Every record shown here must be duplicated without change.

-------- DATA LISTING

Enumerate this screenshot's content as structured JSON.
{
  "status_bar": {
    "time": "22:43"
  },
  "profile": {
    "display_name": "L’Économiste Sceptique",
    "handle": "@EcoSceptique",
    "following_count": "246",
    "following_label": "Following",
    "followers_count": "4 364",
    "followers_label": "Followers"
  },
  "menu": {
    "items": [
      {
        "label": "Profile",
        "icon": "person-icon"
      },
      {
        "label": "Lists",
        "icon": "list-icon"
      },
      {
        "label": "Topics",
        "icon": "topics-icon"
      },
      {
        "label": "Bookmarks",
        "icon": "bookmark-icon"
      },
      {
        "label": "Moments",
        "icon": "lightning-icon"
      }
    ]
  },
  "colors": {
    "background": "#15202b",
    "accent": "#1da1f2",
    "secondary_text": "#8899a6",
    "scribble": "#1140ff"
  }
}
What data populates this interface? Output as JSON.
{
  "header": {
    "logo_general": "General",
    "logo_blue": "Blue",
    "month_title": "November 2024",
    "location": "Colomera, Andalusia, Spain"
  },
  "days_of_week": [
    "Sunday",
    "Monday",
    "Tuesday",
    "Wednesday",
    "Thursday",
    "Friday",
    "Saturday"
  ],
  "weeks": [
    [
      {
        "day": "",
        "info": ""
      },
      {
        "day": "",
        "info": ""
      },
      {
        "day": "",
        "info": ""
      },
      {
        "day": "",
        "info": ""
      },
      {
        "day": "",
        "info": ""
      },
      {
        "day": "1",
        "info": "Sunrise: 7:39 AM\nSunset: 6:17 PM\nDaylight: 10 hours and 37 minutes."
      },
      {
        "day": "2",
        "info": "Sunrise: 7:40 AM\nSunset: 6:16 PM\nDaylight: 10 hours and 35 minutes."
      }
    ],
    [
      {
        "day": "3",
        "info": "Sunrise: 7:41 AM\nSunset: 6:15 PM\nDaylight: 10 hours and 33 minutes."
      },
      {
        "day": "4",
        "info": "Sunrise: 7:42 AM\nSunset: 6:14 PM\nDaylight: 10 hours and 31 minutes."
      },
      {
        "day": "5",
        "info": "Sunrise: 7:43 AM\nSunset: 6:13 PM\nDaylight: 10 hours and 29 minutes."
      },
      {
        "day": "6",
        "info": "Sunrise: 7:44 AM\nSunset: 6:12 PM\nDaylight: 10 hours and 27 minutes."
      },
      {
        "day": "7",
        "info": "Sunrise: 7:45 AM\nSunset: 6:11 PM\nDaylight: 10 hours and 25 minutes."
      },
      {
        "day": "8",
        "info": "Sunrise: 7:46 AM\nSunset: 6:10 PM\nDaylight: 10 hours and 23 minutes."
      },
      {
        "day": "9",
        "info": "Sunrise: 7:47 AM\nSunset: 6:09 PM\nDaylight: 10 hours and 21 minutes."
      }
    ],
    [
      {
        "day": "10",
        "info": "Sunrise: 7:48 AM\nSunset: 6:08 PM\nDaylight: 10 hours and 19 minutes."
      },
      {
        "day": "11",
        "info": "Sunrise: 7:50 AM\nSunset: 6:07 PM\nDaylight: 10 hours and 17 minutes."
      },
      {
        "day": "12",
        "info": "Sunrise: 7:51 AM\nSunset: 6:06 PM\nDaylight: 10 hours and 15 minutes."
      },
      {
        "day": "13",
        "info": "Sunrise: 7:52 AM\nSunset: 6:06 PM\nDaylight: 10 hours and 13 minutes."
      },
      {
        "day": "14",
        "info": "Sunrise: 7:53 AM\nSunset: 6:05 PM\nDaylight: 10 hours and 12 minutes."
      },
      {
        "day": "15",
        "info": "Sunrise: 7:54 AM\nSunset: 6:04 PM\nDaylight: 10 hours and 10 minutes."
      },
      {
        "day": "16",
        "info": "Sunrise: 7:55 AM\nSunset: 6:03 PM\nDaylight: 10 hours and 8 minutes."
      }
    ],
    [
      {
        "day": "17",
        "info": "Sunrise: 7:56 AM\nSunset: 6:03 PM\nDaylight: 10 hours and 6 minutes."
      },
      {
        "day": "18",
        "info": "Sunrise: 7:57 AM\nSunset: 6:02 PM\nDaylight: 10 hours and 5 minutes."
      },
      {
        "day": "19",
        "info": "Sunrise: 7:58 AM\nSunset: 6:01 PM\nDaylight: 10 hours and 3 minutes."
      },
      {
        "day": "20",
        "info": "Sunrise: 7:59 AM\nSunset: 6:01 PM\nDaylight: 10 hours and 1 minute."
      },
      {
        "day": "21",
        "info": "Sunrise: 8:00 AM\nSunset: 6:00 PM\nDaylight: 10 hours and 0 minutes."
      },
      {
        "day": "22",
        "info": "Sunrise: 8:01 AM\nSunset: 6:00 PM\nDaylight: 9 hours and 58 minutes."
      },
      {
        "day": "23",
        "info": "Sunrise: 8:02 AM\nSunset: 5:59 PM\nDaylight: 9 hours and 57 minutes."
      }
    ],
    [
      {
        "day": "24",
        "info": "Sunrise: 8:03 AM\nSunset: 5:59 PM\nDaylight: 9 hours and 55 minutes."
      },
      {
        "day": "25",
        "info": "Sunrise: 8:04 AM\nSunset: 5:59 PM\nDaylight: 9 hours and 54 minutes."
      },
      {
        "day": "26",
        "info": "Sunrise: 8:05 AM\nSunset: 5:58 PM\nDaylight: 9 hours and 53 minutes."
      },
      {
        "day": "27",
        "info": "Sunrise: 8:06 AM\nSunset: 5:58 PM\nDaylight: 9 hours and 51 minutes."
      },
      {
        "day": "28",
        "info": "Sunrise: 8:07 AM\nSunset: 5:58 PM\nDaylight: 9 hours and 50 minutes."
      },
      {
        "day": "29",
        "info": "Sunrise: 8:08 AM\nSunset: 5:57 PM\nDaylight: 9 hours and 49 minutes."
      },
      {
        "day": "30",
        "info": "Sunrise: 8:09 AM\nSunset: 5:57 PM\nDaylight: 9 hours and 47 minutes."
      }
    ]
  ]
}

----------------

COMPLETED EXERCISE:
Enumerate this screenshot's content as structured JSON.
{
  "status_bar": {
    "time": "22:43"
  },
  "profile": {
    "display_name": "L’Économiste Sceptique",
    "handle": "@EcoSceptique",
    "following_count": "246",
    "following_label": "Following",
    "followers_count": "4 364",
    "followers_label": "Followers"
  },
  "menu": {
    "items": [
      {
        "label": "Profile",
        "icon": "person-icon"
      },
      {
        "label": "Lists",
        "icon": "list-icon"
      },
      {
        "label": "Topics",
        "icon": "topics-icon"
      },
      {
        "label": "Bookmarks",
        "icon": "bookmark-icon"
      },
      {
        "label": "Moments",
        "icon": "lightning-icon"
      }
    ]
  },
  "colors": {
    "background": "#15202b",
    "accent": "#1da1f2",
    "secondary_text": "#8899a6",
    "scribble": "#1140ff"
  }
}
What data populates this interface? Output as JSON.
{
  "header": {
    "logo_general": "General",
    "logo_blue": "Blue",
    "month_title": "November 2024",
    "location": "Colomera, Andalusia, Spain"
  },
  "days_of_week": [
    "Sunday",
    "Monday",
    "Tuesday",
    "Wednesday",
    "Thursday",
    "Friday",
    "Saturday"
  ],
  "weeks": [
    [
      {
        "day": "",
        "info": ""
      },
      {
        "day": "",
        "info": ""
      },
      {
        "day": "",
        "info": ""
      },
      {
        "day": "",
        "info": ""
      },
      {
        "day": "",
        "info": ""
      },
      {
        "day": "1",
        "info": "Sunrise: 7:39 AM\nSunset: 6:17 PM\nDaylight: 10 hours and 37 minutes."
      },
      {
        "day": "2",
        "info": "Sunrise: 7:40 AM\nSunset: 6:16 PM\nDaylight: 10 hours and 35 minutes."
      }
    ],
    [
      {
        "day": "3",
        "info": "Sunrise: 7:41 AM\nSunset: 6:15 PM\nDaylight: 10 hours and 33 minutes."
      },
      {
        "day": "4",
        "info": "Sunrise: 7:42 AM\nSunset: 6:14 PM\nDaylight: 10 hours and 31 minutes."
      },
      {
        "day": "5",
        "info": "Sunrise: 7:43 AM\nSunset: 6:13 PM\nDaylight: 10 hours and 29 minutes."
      },
      {
        "day": "6",
        "info": "Sunrise: 7:44 AM\nSunset: 6:12 PM\nDaylight: 10 hours and 27 minutes."
      },
      {
        "day": "7",
        "info": "Sunrise: 7:45 AM\nSunset: 6:11 PM\nDaylight: 10 hours and 25 minutes."
      },
      {
        "day": "8",
        "info": "Sunrise: 7:46 AM\nSunset: 6:10 PM\nDaylight: 10 hours and 23 minutes."
      },
      {
        "day": "9",
        "info": "Sunrise: 7:47 AM\nSunset: 6:09 PM\nDaylight: 10 hours and 21 minutes."
      }
    ],
    [
      {
        "day": "10",
        "info": "Sunrise: 7:48 AM\nSunset: 6:08 PM\nDaylight: 10 hours and 19 minutes."
      },
      {
        "day": "11",
        "info": "Sunrise: 7:50 AM\nSunset: 6:07 PM\nDaylight: 10 hours and 17 minutes."
      },
      {
        "day": "12",
        "info": "Sunrise: 7:51 AM\nSunset: 6:06 PM\nDaylight: 10 hours and 15 minutes."
      },
      {
        "day": "13",
        "info": "Sunrise: 7:52 AM\nSunset: 6:06 PM\nDaylight: 10 hours and 13 minutes."
      },
      {
        "day": "14",
        "info": "Sunrise: 7:53 AM\nSunset: 6:05 PM\nDaylight: 10 hours and 12 minutes."
      },
      {
        "day": "15",
        "info": "Sunrise: 7:54 AM\nSunset: 6:04 PM\nDaylight: 10 hours and 10 minutes."
      },
      {
        "day": "16",
        "info": "Sunrise: 7:55 AM\nSunset: 6:03 PM\nDaylight: 10 hours and 8 minutes."
      }
    ],
    [
      {
        "day": "17",
        "info": "Sunrise: 7:56 AM\nSunset: 6:03 PM\nDaylight: 10 hours and 6 minutes."
      },
      {
        "day": "18",
        "info": "Sunrise: 7:57 AM\nSunset: 6:02 PM\nDaylight: 10 hours and 5 minutes."
      },
      {
        "day": "19",
        "info": "Sunrise: 7:58 AM\nSunset: 6:01 PM\nDaylight: 10 hours and 3 minutes."
      },
      {
        "day": "20",
        "info": "Sunrise: 7:59 AM\nSunset: 6:01 PM\nDaylight: 10 hours and 1 minute."
      },
      {
        "day": "21",
        "info": "Sunrise: 8:00 AM\nSunset: 6:00 PM\nDaylight: 10 hours and 0 minutes."
      },
      {
        "day": "22",
        "info": "Sunrise: 8:01 AM\nSunset: 6:00 PM\nDaylight: 9 hours and 58 minutes."
      },
      {
        "day": "23",
        "info": "Sunrise: 8:02 AM\nSunset: 5:59 PM\nDaylight: 9 hours and 57 minutes."
      }
    ],
    [
      {
        "day": "24",
        "info": "Sunrise: 8:03 AM\nSunset: 5:59 PM\nDaylight: 9 hours and 55 minutes."
      },
      {
        "day": "25",
        "info": "Sunrise: 8:04 AM\nSunset: 5:59 PM\nDaylight: 9 hours and 54 minutes."
      },
      {
        "day": "26",
        "info": "Sunrise: 8:05 AM\nSunset: 5:58 PM\nDaylight: 9 hours and 53 minutes."
      },
      {
        "day": "27",
        "info": "Sunrise: 8:06 AM\nSunset: 5:58 PM\nDaylight: 9 hours and 51 minutes."
      },
      {
        "day": "28",
        "info": "Sunrise: 8:07 AM\nSunset: 5:58 PM\nDaylight: 9 hours and 50 minutes."
      },
      {
        "day": "29",
        "info": "Sunrise: 8:08 AM\nSunset: 5:57 PM\nDaylight: 9 hours and 49 minutes."
      },
      {
        "day": "30",
        "info": "Sunrise: 8:09 AM\nSunset: 5:57 PM\nDaylight: 9 hours and 47 minutes."
      }
    ]
  ]
}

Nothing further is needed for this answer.